Following President Donald Trump's recent firing of FBI Director James Comey, two experts joined "Salon Talks" for a roundtable discussion to discuss the fallout.
Jeffrey Ringel, a former FBI special agent who served the agency for 21 years, told Salon that he and some of his former colleagues are concerned about the prospect of a partisan replacement to lead the bureau. "Bringing in a Trump loyalist, I think that would be a huge problem," Ringel said. "Not only for the Democrats who have to vote for him, but also for the American public right now that is going to question. That's going to ruin the FBI’s reputation as being impartial."
Ringel expressed deep appreciation of the institutional culture and long-held values of the rank and file in his agency. "FBI personnel are professionals and they take an oath of loyalty to the Constitution of the United States and not to the president, not to a political party," he said. "And my peers are, or who used to be my peers, are all honest hardworking people that want to uphold the law."
Added Ringel: "That’s the reason why the director of the FBI has a 10-year posting, which is to make it nonpolitical, so that the FBI director does not have to answer to any particular administration or to any political party." Ringel, director of the Soufan Group, said, "The FBI needs to stay above the political fray and be nonpartisan and impartial in their investigation. The fact that the FBI does report to the Department of Justice and . . . to the attorney general does create a problem there. But generally speaking, until recently everybody has left the FBI director alone so that the FBI can do their investigations."
If the agency continues to operate as it has in the past, Ringel said, "There’s not going to be any retribution investigation; they’re not going to go out on witch hunts looking for people but they will look at the evidence and take the evidence where it is going to take them," he said of the FBI's investigation of Russian attempts to influence the U.S. presidential election. "They will continue to drive on that Russian investigation because as more evidence comes up, it’s going to require more effort to get to the bottom of it."
The roundtable discussion also touched on Wednesday's news that Russian President Vladimir Putin had offered to release a transcript of the recent meeting between President Trump and the Russians in the White House.
Timothy Frye, chair of Columbia University's political science department, told Salon that this was essentially a diplomatic prank.

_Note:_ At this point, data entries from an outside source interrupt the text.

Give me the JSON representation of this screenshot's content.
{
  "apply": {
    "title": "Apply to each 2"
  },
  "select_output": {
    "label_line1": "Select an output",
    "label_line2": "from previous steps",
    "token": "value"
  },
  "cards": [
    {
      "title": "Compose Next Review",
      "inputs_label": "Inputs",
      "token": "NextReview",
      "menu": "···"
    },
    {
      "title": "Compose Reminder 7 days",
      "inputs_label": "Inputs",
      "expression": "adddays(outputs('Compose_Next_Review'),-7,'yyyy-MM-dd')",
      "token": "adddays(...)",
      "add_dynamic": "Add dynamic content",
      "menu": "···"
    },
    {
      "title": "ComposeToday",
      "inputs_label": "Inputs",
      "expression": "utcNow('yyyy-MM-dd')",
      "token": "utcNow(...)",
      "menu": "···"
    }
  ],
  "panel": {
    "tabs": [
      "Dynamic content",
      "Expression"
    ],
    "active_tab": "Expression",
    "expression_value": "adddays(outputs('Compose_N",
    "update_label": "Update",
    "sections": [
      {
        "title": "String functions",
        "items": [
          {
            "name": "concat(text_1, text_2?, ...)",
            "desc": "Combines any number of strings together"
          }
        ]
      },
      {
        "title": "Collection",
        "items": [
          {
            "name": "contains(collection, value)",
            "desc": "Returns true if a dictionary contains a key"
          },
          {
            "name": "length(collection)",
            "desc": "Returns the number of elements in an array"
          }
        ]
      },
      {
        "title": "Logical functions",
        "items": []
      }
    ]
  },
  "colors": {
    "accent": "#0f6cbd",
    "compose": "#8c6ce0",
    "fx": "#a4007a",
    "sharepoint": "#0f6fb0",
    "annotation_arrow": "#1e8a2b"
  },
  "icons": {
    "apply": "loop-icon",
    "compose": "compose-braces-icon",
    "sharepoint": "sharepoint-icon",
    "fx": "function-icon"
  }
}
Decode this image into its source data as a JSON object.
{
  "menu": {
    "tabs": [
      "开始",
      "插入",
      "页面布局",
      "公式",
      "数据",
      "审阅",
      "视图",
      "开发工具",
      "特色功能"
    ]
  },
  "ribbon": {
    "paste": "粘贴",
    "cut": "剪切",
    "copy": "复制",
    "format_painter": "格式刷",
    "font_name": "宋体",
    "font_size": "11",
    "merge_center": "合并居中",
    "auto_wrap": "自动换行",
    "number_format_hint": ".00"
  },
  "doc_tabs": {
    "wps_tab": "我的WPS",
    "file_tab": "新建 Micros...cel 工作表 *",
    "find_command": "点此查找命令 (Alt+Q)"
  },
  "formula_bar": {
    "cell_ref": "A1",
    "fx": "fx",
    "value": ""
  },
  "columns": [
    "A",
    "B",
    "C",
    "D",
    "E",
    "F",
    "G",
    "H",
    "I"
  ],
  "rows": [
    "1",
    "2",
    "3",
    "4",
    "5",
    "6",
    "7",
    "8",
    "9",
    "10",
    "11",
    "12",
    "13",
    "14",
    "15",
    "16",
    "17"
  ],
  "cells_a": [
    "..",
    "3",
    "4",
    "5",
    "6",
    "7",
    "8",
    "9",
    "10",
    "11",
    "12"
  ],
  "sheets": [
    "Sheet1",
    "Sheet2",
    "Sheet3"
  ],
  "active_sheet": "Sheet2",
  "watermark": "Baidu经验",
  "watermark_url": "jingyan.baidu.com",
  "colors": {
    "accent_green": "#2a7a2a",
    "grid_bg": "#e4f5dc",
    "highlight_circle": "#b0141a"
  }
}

"This is all done deeply tongue-and-cheek," Frye said. "The Russians are having a field day with this," Frye said. "Sergey Lavrov, the foreign minister, when he was here feigned ignorance when asked about the Comey [situation]. He said, 'Oh my God, was it really the case that the President fired the FBI director?' as if he hadn’t even heard about it." Added Frye: "This offer to release transcripts is also done almost as a way to troll the Trump campaign as much as anything else because I don't think anybody can really believe that the transcripts provided by the Russians, provided by one side and not the other, would really have any credibility in the public realm."